- Use bleach or an EPA-approved disinfecting agent – Bleach should be used at the rate of 5-25 tablespoons per gallon of water.
- Wash dishes well – Norovirus can survive in conditions as hot as 145 degrees Fahrenheit. It tolerates higher temperatures than other viruses, so you’ll need to turn up the heat on your cleaning. For many, this will be as easy as setting the dishwasher to “sanitize”, which heats at 150 degrees Fahrenheit.
- Wash and sanitize laundry – Use the longest, hottest cycle for both washing and drying. Your washing machine and dryer heat up to the magic number of 150 degrees Fahrenheit, so norovirus won’t make it through the wash.
- When in doubt, wash your hands – Again, we cannot stress enough how important proper, regular handwashing is to avoiding norovirus and other illnesses.
4. Know the norovirus hotspots
Because of how quickly norovirus spreads and how tenacious the virus is, some places are more at risk than others. Places that are likely to be hit the hardest include:
- Hospitals/care facilities
- Cruise ships
Norovirus on vacation
Part of the fun of traveling is learning new cultures and trying new cuisines. You can have your baklava and eat it, too, if you’re careful about norovirus. Your chances of getting norovirus increase when traveling thanks to the confined spaces you’re often traveling in (think: cruise ships and airplanes).
Exposure to different foods and cooking methods may also cause norovirus. Stay safe by following these tips:
- Don’t drink tap water – Make sure any water you drink is bottled. If you enjoy coffee or tea, make sure tap water comes to a rolling boil before preparing.
- Take it neat – Ice can contain norovirus, so order your drinks without.
- Bring your own soap – Soap dispensers aren’t a given in bathrooms around the world, and you can’t rely on hand sanitizer to do the job when it comes to norovirus.
- Try new foods but don’t take risks – Don’t eat raw or undercooked shellfish, and make sure fruits and veggies are washed.
The risk of getting a nasty stomach bug like norovirus shouldn’t keep you from going on that vacation or seeing the world. Exercise a little more caution, and you should be fine.
Remember, help is here if and when you need it
Norovirus, while unpleasant, will typically run its course within 48 hours.
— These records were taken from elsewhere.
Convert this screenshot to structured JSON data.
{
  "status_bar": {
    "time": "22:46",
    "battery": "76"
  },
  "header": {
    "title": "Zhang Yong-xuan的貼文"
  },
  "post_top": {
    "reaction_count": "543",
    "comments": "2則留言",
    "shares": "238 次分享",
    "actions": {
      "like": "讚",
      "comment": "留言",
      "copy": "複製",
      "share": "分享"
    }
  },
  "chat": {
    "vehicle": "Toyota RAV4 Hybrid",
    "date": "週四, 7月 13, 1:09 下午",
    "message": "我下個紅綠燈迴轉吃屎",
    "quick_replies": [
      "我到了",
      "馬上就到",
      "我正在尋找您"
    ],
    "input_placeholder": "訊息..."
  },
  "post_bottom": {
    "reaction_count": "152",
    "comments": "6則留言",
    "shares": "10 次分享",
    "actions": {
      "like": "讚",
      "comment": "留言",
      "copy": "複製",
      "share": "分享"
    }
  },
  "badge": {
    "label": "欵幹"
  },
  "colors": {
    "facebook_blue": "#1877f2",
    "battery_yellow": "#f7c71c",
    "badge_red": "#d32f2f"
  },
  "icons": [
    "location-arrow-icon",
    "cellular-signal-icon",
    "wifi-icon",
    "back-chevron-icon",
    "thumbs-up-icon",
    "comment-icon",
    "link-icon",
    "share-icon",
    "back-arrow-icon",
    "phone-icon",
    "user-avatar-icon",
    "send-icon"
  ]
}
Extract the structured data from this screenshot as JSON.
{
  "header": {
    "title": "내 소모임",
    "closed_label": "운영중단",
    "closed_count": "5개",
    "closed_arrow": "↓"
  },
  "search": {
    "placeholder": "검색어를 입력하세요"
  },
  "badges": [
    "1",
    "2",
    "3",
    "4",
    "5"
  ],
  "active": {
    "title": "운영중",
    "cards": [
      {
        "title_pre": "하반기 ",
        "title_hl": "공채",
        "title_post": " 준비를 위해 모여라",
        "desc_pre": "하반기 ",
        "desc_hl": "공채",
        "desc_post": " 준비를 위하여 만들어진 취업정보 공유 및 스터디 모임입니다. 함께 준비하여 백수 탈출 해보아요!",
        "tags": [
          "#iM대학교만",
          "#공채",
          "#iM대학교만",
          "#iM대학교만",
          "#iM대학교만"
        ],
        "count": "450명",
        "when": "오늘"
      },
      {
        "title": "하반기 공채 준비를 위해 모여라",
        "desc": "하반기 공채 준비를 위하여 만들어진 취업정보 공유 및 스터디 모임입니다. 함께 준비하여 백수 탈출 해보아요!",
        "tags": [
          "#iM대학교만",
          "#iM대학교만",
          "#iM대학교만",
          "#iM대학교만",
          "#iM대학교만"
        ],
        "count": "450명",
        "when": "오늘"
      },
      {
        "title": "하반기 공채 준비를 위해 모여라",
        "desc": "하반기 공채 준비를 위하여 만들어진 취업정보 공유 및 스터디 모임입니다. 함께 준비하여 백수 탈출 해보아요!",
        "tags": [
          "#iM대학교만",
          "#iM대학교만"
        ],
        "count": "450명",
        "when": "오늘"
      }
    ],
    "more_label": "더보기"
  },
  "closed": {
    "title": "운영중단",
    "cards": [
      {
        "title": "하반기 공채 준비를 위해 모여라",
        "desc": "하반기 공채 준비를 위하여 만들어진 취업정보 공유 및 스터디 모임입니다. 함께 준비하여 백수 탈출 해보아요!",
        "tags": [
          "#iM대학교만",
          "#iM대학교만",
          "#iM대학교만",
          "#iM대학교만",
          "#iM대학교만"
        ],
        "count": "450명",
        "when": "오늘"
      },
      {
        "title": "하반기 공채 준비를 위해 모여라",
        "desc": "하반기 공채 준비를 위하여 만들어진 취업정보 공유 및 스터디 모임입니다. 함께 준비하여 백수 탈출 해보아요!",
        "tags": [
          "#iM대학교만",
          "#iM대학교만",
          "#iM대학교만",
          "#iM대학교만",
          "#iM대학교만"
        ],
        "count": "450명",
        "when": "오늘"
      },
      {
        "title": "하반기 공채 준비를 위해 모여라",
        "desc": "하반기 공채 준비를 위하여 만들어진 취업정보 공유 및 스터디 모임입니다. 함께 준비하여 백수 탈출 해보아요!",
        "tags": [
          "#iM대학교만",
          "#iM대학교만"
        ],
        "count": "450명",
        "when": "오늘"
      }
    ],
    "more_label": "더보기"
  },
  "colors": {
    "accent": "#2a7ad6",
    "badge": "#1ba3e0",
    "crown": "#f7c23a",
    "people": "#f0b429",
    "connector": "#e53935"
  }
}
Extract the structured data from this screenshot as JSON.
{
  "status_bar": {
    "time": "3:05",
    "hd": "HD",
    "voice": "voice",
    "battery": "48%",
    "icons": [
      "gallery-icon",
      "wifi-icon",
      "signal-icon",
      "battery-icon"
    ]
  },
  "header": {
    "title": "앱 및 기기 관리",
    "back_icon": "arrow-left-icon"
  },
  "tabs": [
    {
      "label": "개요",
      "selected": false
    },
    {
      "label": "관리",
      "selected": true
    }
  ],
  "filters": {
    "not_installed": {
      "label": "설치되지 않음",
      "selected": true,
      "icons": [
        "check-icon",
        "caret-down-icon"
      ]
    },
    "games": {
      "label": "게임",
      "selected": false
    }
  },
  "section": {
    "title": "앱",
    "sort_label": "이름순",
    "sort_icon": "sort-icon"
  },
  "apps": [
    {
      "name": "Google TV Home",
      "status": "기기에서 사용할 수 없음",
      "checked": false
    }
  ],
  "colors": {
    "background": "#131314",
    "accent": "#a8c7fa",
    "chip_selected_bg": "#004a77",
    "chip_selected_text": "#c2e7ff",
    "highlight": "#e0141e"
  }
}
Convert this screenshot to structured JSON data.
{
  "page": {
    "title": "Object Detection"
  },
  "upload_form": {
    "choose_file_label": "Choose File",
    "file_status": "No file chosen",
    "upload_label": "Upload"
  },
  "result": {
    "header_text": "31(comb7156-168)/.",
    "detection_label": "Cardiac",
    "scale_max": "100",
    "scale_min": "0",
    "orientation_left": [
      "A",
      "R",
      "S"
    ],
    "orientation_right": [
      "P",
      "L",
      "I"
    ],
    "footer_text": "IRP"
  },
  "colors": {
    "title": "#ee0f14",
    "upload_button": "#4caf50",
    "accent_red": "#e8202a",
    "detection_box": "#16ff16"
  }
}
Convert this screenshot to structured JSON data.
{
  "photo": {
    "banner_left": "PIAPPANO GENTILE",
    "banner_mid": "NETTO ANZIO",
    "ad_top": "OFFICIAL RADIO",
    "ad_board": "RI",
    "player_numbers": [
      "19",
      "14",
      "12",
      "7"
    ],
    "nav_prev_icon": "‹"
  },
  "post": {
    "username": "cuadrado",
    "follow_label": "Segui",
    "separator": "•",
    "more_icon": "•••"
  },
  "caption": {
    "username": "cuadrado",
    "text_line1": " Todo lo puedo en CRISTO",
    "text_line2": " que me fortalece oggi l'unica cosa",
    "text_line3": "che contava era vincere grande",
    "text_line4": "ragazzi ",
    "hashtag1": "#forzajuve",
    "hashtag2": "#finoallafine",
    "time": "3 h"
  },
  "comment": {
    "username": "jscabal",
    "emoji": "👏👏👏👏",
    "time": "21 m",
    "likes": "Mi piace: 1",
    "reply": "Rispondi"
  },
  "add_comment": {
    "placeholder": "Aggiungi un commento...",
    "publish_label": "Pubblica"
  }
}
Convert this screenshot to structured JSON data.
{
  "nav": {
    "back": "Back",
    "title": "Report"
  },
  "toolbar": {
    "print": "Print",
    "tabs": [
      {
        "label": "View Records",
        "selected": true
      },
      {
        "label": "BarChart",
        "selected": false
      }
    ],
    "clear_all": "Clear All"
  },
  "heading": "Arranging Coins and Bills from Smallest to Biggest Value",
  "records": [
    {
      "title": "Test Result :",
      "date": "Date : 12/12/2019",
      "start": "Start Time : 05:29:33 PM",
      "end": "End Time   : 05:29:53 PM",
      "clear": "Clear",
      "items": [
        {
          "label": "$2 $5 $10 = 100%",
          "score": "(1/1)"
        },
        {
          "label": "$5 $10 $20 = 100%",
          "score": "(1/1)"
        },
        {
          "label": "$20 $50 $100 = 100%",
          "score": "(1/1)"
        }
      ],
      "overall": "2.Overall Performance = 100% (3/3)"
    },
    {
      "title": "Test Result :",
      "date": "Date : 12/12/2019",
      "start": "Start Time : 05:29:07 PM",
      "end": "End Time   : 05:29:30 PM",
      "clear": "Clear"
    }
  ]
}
Take the self-care steps mentioned above, and if you need more advice, call your care provider’s nurse line. For example, HealthPartners patients and insurance plan members can call our CareLine at 800-551-0859 or 952-993-4665.